§ **Task to complete**
Copy out, from the entries below, each line that holds the string "icon".

§ **Saved data entries**
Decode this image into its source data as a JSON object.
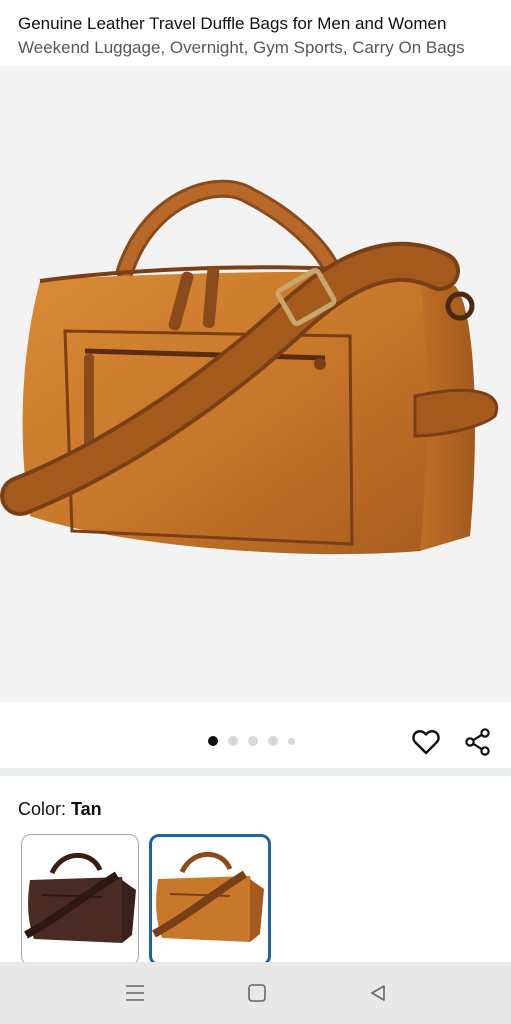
{
  "product": {
    "title": "Genuine Leather Travel Duffle Bags for Men and Women",
    "subtitle": "Weekend Luggage, Overnight, Gym Sports, Carry On Bags"
  },
  "gallery": {
    "image_count": 5,
    "active_index": 0
  },
  "actions": {
    "wishlist_icon": "heart-icon",
    "share_icon": "share-icon"
  },
  "color": {
    "label": "Color: ",
    "selected": "Tan",
    "options": [
      {
        "name": "dark-brown",
        "hex": "#4a2a22"
      },
      {
        "name": "tan",
        "hex": "#c97a2a"
      }
    ]
  },
  "colors": {
    "leather_main": "#c8782a",
    "leather_dark": "#8a4a1c",
    "selected_border": "#2162a1",
    "hero_background": "#f3f3f3"
  },
  "system_nav": {
    "menu_icon": "menu-icon",
    "home_icon": "home-icon",
    "back_icon": "back-icon"
  }
}
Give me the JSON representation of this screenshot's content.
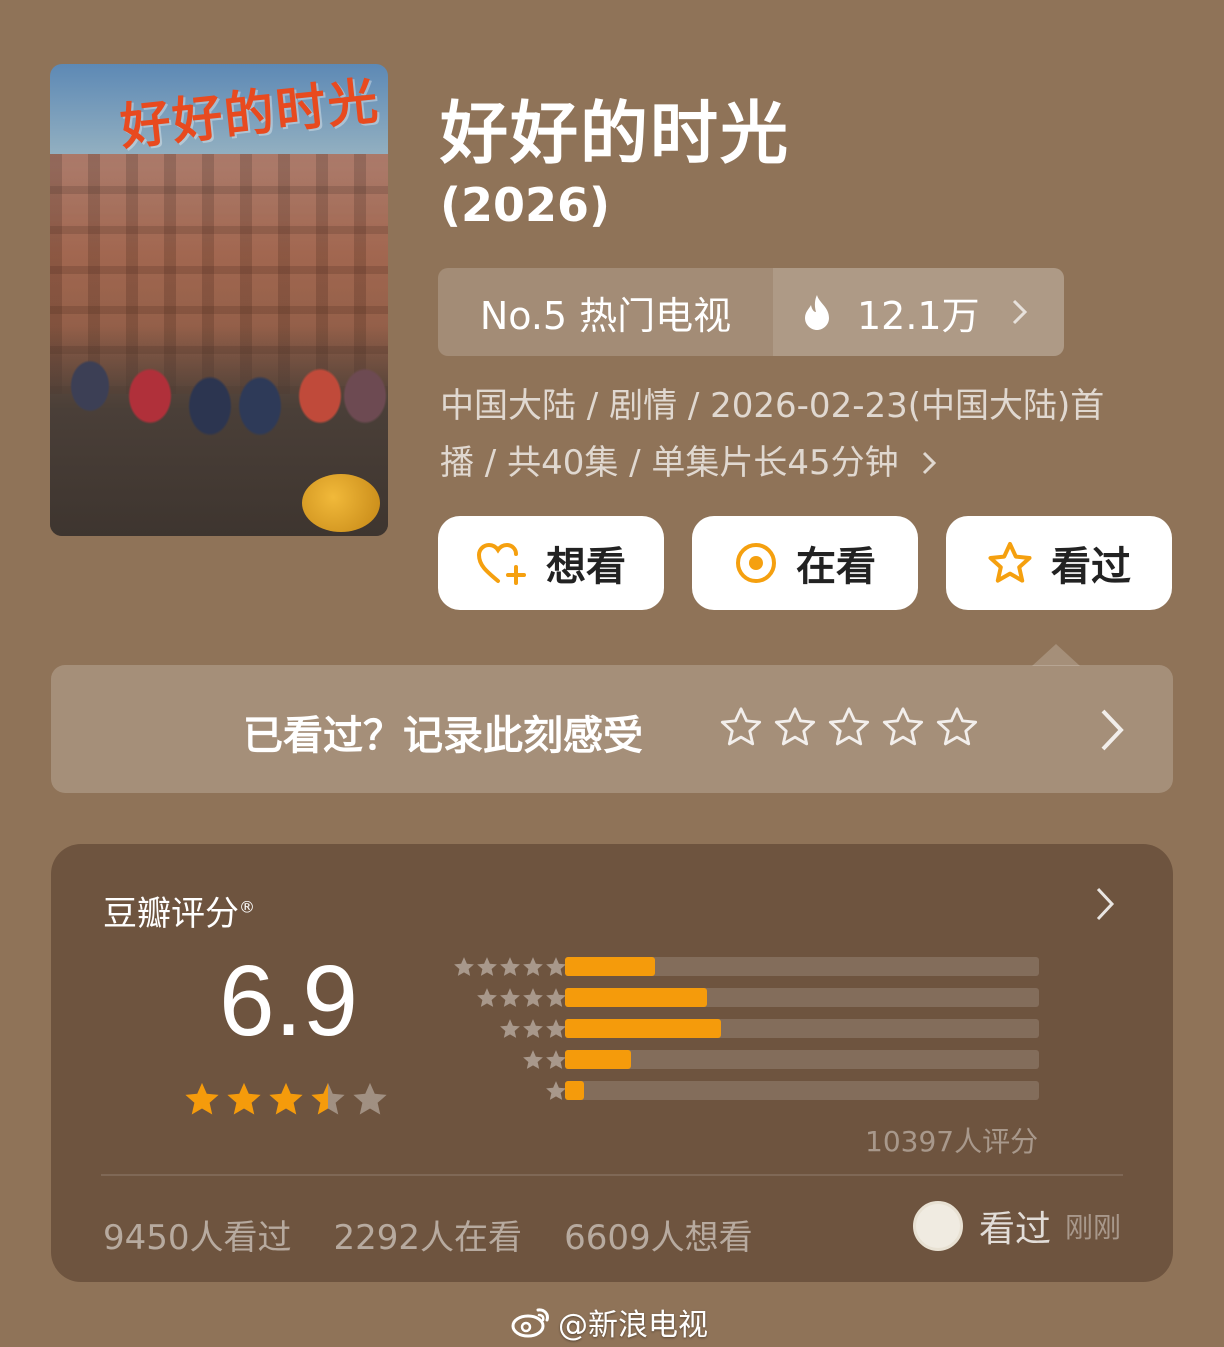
{
  "poster": {
    "title_art": "好好的时光"
  },
  "title": "好好的时光",
  "year": "(2026)",
  "rank": {
    "label": "No.5 热门电视",
    "heat": "12.1万"
  },
  "meta": {
    "line1": "中国大陆 / 剧情 / 2026-02-23(中国大陆)首",
    "line2": "播 / 共40集 / 单集片长45分钟"
  },
  "actions": {
    "want": "想看",
    "watching": "在看",
    "watched": "看过"
  },
  "record": {
    "prompt": "已看过？记录此刻感受"
  },
  "rating": {
    "title": "豆瓣评分",
    "registered": "®",
    "score": "6.9",
    "stars": 3.5,
    "distribution": [
      {
        "stars": 5,
        "percent": 19
      },
      {
        "stars": 4,
        "percent": 30
      },
      {
        "stars": 3,
        "percent": 33
      },
      {
        "stars": 2,
        "percent": 14
      },
      {
        "stars": 1,
        "percent": 4
      }
    ],
    "count": "10397人评分",
    "watched": "9450人看过",
    "watching": "2292人在看",
    "want": "6609人想看",
    "my_status": "看过",
    "my_time": "刚刚"
  },
  "watermark": "@新浪电视",
  "colors": {
    "background": "#8f7358",
    "accent": "#f59b0b",
    "card": "#6e543f"
  }
}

§ **Output of the exercise**
    "wishlist_icon": "heart-icon",
    "share_icon": "share-icon"
    "menu_icon": "menu-icon",
    "home_icon": "home-icon",
    "back_icon": "back-icon"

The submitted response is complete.